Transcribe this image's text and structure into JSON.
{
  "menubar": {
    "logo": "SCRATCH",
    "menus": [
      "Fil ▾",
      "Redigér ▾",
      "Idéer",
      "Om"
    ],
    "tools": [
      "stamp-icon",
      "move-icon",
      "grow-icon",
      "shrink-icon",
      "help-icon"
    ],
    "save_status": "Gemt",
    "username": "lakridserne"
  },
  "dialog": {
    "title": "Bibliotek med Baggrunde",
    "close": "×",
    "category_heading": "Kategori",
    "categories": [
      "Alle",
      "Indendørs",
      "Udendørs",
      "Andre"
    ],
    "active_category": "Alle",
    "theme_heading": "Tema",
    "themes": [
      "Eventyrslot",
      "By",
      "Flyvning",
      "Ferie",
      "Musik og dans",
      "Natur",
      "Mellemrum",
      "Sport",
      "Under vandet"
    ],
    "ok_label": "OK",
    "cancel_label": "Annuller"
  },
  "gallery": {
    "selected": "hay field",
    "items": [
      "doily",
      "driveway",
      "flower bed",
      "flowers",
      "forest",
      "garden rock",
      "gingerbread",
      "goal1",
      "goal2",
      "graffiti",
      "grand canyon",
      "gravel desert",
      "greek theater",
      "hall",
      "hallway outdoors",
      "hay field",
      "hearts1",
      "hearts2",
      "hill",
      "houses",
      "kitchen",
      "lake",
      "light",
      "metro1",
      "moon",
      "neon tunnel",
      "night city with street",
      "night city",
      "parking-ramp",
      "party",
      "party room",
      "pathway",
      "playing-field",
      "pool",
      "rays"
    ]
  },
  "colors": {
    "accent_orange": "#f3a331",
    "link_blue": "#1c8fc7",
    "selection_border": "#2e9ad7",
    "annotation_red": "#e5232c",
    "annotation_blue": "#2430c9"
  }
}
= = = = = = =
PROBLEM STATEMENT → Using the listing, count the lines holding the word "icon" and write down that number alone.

RESULT → 5